The governor announced $2 million for the Maryland Department of Human Services (DHS) to increase call handling capacity, extend daily hours of operation, and add weekend operations specifically to help DHS manage the increase in demand for SNAP and energy assistance programs.
$1M: Innovative Wastewater Testing Initiative
The governor announced $1 million for phase two of Maryland’s COVID-19 Sewer Sentel Initiative to sample wastewater as an early warning system for a coronavirus outbreak in vulnerable Maryland communities. This builds on a pilot program launched over the summer that showed wastewater sampling provides advanced notice of an outbreak before it is detected through traditional testing. Read more information from the Maryland Department of the Environment.
MD COVID ALERT UPDATE
Governor Hogan announced that more than 460,000 Marylanders have already subscribed to MD COVID Alert since its launch on Tuesday morning. MD COVID Alert bolster’s the state’s contact tracing efforts by using exposure notifications technology to notify users who may have been exposed to an infected individual. Opt-in today to participate in protecting all Marylanders from COVID-19.
ECONOMIC RECOVERY INITIATIVE UPDATES
In addition, Governor Hogan provided updates on the $250 million ‘Maryland Strong: Economic Recovery Initiative’ he announced last month.

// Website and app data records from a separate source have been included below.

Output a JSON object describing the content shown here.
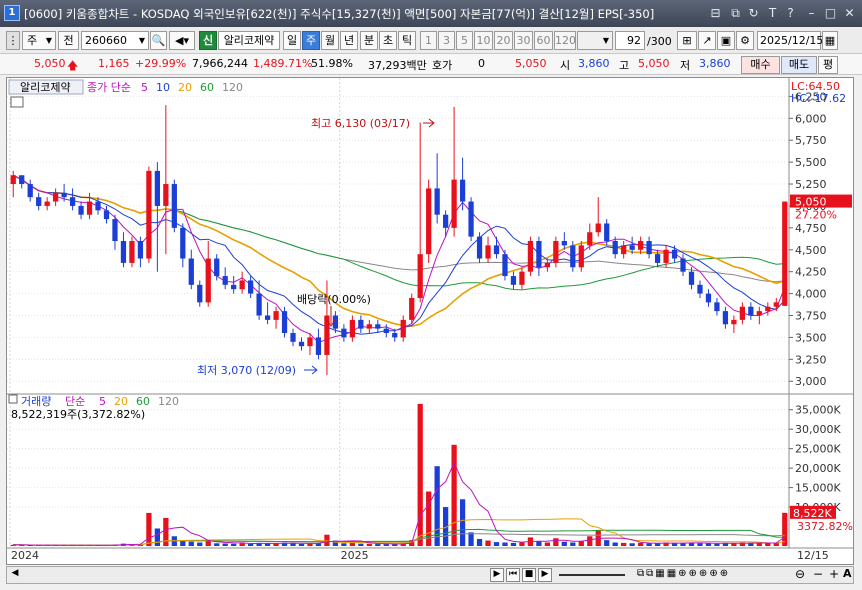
{
  "window": {
    "badge": "1",
    "title": "[0600] 키움종합차트 - KOSDAQ 외국인보유[622(천)] 주식수[15,327(천)] 액면[500] 자본금[77(억)] 결산[12월] EPS[-350]",
    "controls": [
      "⊟",
      "⧉",
      "↻",
      "T",
      "?",
      "–",
      "□",
      "✕"
    ]
  },
  "toolbar": {
    "market": "주",
    "prefix": "전",
    "code": "260660",
    "badge": "신",
    "stock_name": "알리코제약",
    "periods": [
      "일",
      "주",
      "월",
      "년",
      "분",
      "초",
      "틱"
    ],
    "selected_period": "주",
    "intervals": [
      "1",
      "3",
      "5",
      "10",
      "20",
      "30",
      "60",
      "120"
    ],
    "count": "92",
    "count_total": "/300",
    "date": "2025/12/15"
  },
  "quote": {
    "price": "5,050",
    "change": "1,165",
    "change_pct": "+29.99%",
    "volume": "7,966,244",
    "volume_pct": "1,489.71%",
    "rate": "51.98%",
    "amount": "37,293백만",
    "hoga_label": "호가",
    "hoga_value": "0",
    "hoga_price": "5,050",
    "open_label": "시",
    "open": "3,860",
    "high_label": "고",
    "high": "5,050",
    "low_label": "저",
    "low": "3,860",
    "buy_label": "매수",
    "sell_label": "매도",
    "eval_label": "평"
  },
  "price_panel": {
    "stock_name": "알리코제약",
    "legend_prefix": "종가 단순",
    "ma": [
      {
        "period": "5",
        "color": "#c010c0"
      },
      {
        "period": "10",
        "color": "#1b3fd6"
      },
      {
        "period": "20",
        "color": "#e8a000"
      },
      {
        "period": "60",
        "color": "#1f9a3a"
      },
      {
        "period": "120",
        "color": "#888888"
      }
    ],
    "lc_label": "LC:64.50",
    "hc_label": "HC:-17.62",
    "current_price_tag": "5,050",
    "current_pct_tag": "27.20%",
    "high_note": "최고 6,130 (03/17)",
    "low_note": "최저 3,070 (12/09)",
    "dividend_note": "배당락(0.00%)",
    "y_ticks": [
      "6,250",
      "6,000",
      "5,750",
      "5,500",
      "5,250",
      "5,000",
      "4,750",
      "4,500",
      "4,250",
      "4,000",
      "3,750",
      "3,500",
      "3,250",
      "3,000"
    ]
  },
  "volume_panel": {
    "label": "거래량",
    "legend_prefix": "단순",
    "ma": [
      {
        "period": "5",
        "color": "#c010c0"
      },
      {
        "period": "20",
        "color": "#e8a000"
      },
      {
        "period": "60",
        "color": "#1f9a3a"
      },
      {
        "period": "120",
        "color": "#888888"
      }
    ],
    "summary": "8,522,319주(3,372.82%)",
    "current_tag": "8,522K",
    "current_pct_tag": "3372.82%",
    "y_ticks": [
      "35,000K",
      "30,000K",
      "25,000K",
      "20,000K",
      "15,000K",
      "10,000K"
    ]
  },
  "x_axis": {
    "labels": [
      "2024",
      "2025"
    ],
    "end_label": "12/15"
  },
  "colors": {
    "up": "#e8111b",
    "down": "#1b3fd6",
    "ma5": "#c010c0",
    "ma10": "#1b3fd6",
    "ma20": "#e8a000",
    "ma60": "#1f9a3a",
    "ma120": "#888888"
  },
  "chart_data": {
    "type": "candlestick",
    "unit": "KRW",
    "interval": "weekly",
    "candles": [
      [
        5250,
        5400,
        5100,
        5350
      ],
      [
        5350,
        5350,
        5200,
        5250
      ],
      [
        5250,
        5300,
        5050,
        5100
      ],
      [
        5100,
        5150,
        4950,
        5000
      ],
      [
        5000,
        5100,
        4950,
        5050
      ],
      [
        5050,
        5200,
        5000,
        5150
      ],
      [
        5150,
        5250,
        5050,
        5100
      ],
      [
        5100,
        5200,
        4950,
        5000
      ],
      [
        5000,
        5050,
        4850,
        4900
      ],
      [
        4900,
        5150,
        4850,
        5050
      ],
      [
        5050,
        5100,
        4900,
        4950
      ],
      [
        4950,
        5000,
        4800,
        4850
      ],
      [
        4850,
        4900,
        4500,
        4600
      ],
      [
        4600,
        4700,
        4300,
        4350
      ],
      [
        4350,
        4650,
        4300,
        4600
      ],
      [
        4600,
        4650,
        4300,
        4400
      ],
      [
        4400,
        5450,
        4350,
        5400
      ],
      [
        5400,
        5500,
        4250,
        5000
      ],
      [
        5000,
        6150,
        4450,
        5250
      ],
      [
        5250,
        5300,
        4700,
        4750
      ],
      [
        4750,
        4800,
        4300,
        4400
      ],
      [
        4400,
        4500,
        4050,
        4100
      ],
      [
        4100,
        4150,
        3850,
        3900
      ],
      [
        3900,
        4600,
        3850,
        4400
      ],
      [
        4400,
        4450,
        4150,
        4200
      ],
      [
        4200,
        4300,
        4050,
        4100
      ],
      [
        4100,
        4200,
        4000,
        4050
      ],
      [
        4050,
        4250,
        4000,
        4150
      ],
      [
        4150,
        4200,
        3950,
        4000
      ],
      [
        4000,
        4150,
        3700,
        3750
      ],
      [
        3750,
        3900,
        3650,
        3700
      ],
      [
        3700,
        3850,
        3600,
        3800
      ],
      [
        3800,
        3850,
        3500,
        3550
      ],
      [
        3550,
        3600,
        3400,
        3450
      ],
      [
        3450,
        3500,
        3350,
        3400
      ],
      [
        3400,
        3550,
        3300,
        3500
      ],
      [
        3500,
        3600,
        3250,
        3300
      ],
      [
        3300,
        4150,
        3070,
        3750
      ],
      [
        3750,
        3800,
        3550,
        3600
      ],
      [
        3600,
        3650,
        3450,
        3500
      ],
      [
        3500,
        3750,
        3450,
        3700
      ],
      [
        3700,
        3750,
        3550,
        3600
      ],
      [
        3600,
        3700,
        3550,
        3650
      ],
      [
        3650,
        3700,
        3550,
        3600
      ],
      [
        3600,
        3650,
        3500,
        3550
      ],
      [
        3550,
        3600,
        3450,
        3500
      ],
      [
        3500,
        3750,
        3450,
        3700
      ],
      [
        3700,
        4000,
        3650,
        3950
      ],
      [
        3950,
        5950,
        3900,
        4450
      ],
      [
        4450,
        5300,
        4350,
        5200
      ],
      [
        5200,
        5600,
        4800,
        4900
      ],
      [
        4900,
        4950,
        4650,
        4750
      ],
      [
        4750,
        6130,
        4650,
        5300
      ],
      [
        5300,
        5550,
        4950,
        5050
      ],
      [
        5050,
        5100,
        4600,
        4650
      ],
      [
        4650,
        4700,
        4350,
        4400
      ],
      [
        4400,
        4650,
        4350,
        4550
      ],
      [
        4550,
        4650,
        4400,
        4450
      ],
      [
        4450,
        4500,
        4150,
        4200
      ],
      [
        4200,
        4250,
        4050,
        4100
      ],
      [
        4100,
        4300,
        4050,
        4250
      ],
      [
        4250,
        4650,
        4200,
        4600
      ],
      [
        4600,
        4650,
        4200,
        4300
      ],
      [
        4300,
        4400,
        4250,
        4350
      ],
      [
        4350,
        4650,
        4300,
        4600
      ],
      [
        4600,
        4700,
        4500,
        4550
      ],
      [
        4550,
        4600,
        4250,
        4300
      ],
      [
        4300,
        4600,
        4250,
        4550
      ],
      [
        4550,
        4800,
        4500,
        4700
      ],
      [
        4700,
        5100,
        4650,
        4800
      ],
      [
        4800,
        4850,
        4550,
        4600
      ],
      [
        4600,
        4650,
        4400,
        4450
      ],
      [
        4450,
        4600,
        4400,
        4550
      ],
      [
        4550,
        4650,
        4450,
        4500
      ],
      [
        4500,
        4650,
        4450,
        4600
      ],
      [
        4600,
        4650,
        4400,
        4450
      ],
      [
        4450,
        4500,
        4300,
        4350
      ],
      [
        4350,
        4550,
        4300,
        4500
      ],
      [
        4500,
        4550,
        4350,
        4400
      ],
      [
        4400,
        4450,
        4200,
        4250
      ],
      [
        4250,
        4300,
        4050,
        4100
      ],
      [
        4100,
        4150,
        3950,
        4000
      ],
      [
        4000,
        4050,
        3850,
        3900
      ],
      [
        3900,
        3950,
        3750,
        3800
      ],
      [
        3800,
        3850,
        3600,
        3650
      ],
      [
        3650,
        3750,
        3550,
        3700
      ],
      [
        3700,
        3900,
        3650,
        3850
      ],
      [
        3850,
        3900,
        3700,
        3750
      ],
      [
        3750,
        3850,
        3650,
        3800
      ],
      [
        3800,
        3900,
        3750,
        3850
      ],
      [
        3850,
        3950,
        3800,
        3900
      ],
      [
        3860,
        5050,
        3860,
        5050
      ]
    ],
    "volume_k": [
      300,
      250,
      200,
      180,
      220,
      260,
      200,
      180,
      200,
      240,
      200,
      180,
      400,
      600,
      500,
      450,
      8500,
      4500,
      7200,
      2500,
      1400,
      1100,
      900,
      1300,
      700,
      650,
      600,
      700,
      550,
      800,
      700,
      650,
      900,
      650,
      550,
      600,
      700,
      2900,
      1400,
      700,
      800,
      600,
      550,
      500,
      500,
      450,
      700,
      1500,
      36500,
      14000,
      20500,
      10000,
      26000,
      12000,
      3500,
      1800,
      1400,
      1000,
      900,
      800,
      900,
      2200,
      1300,
      900,
      2000,
      1100,
      900,
      1200,
      2500,
      4000,
      1500,
      900,
      800,
      700,
      800,
      700,
      650,
      900,
      700,
      800,
      900,
      700,
      650,
      600,
      800,
      700,
      900,
      750,
      700,
      800,
      800,
      8522
    ]
  }
}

RESTAURANT RELIEF PROGRAM. The Maryland Department of Commerce is working with local jurisdictions to distribute $50 million in direct relief to restaurants across the state. Nearly half of the state’s jurisdictions have begun accepting applications. More information is available here.
LAYOFF AVERSION FUND. The Maryland Department of Labor has begun issuing new payments to small businesses for the second round of its Layoff Aversion Fund. Applicants have been awarded a total of over $5.7 million, saving another 3,100 jobs—for a total of more than 12,000 jobs saved through this program to date.
SMALL BUSINESS COVID-19 EMERGENCY RELIEF GRANT FUND. The Maryland Department of Commerce has been processing hundreds of applications daily for the third round of the state’s Small Business COVID-19 Relief Grant Fund. Those payments will be disbursed in the coming days.
During a press conference this afternoon Maryland Governor Larry Hogan announced 863 COVID-19 patients are hospitalized and almost 200 are in the ICU. 4,112 Marylanders have died from COVID-19. Hogan says there is widespread community transmission across the state. He says Maryland is well prepared for this surge.
Hogan says our collective actions now will determine what future actions are needed.
Since the launch of MD COVID Alert two days ago more than 460,000 have signed up on their mobile devices.
Any struggling small business owners can go to open.maryland.gov to get more details on state COVID-19 relief funds.
$10 million dollars is being added to the rental housing assistance program.
$10 million in additional funds will go to support food banks across the state.
$2 million will go to foster care organizations
$2 million will go to the MD Department of Human Services
$1 million will go to wastewater sampling to detect COVID-19 outbreaks
$10 million will go to the acquisition of necessary vaccination supplies for when a vaccine is available.
Hogan says the next several months will be by far the toughest we have faced so far. He says we are all in this together and we all need to rise together.
Beginning tomorrow, Friday, November 13, 2020, and until further notice, George’s Creek and Northeast Elementary Schools will not be serving breakfast or lunch. Parents/students can go to any other ACPS school location to pick up a meal during the scheduled food distribution times.
Allegany County Office of Emergency Management Director James Pyles discusses the county response to the COVID-19 surge. To hear the interview click here https://soundcloud.com/amanda-mangan/allegany-county-office-of-emergency-management-director-james-pyles-for-pht-mp3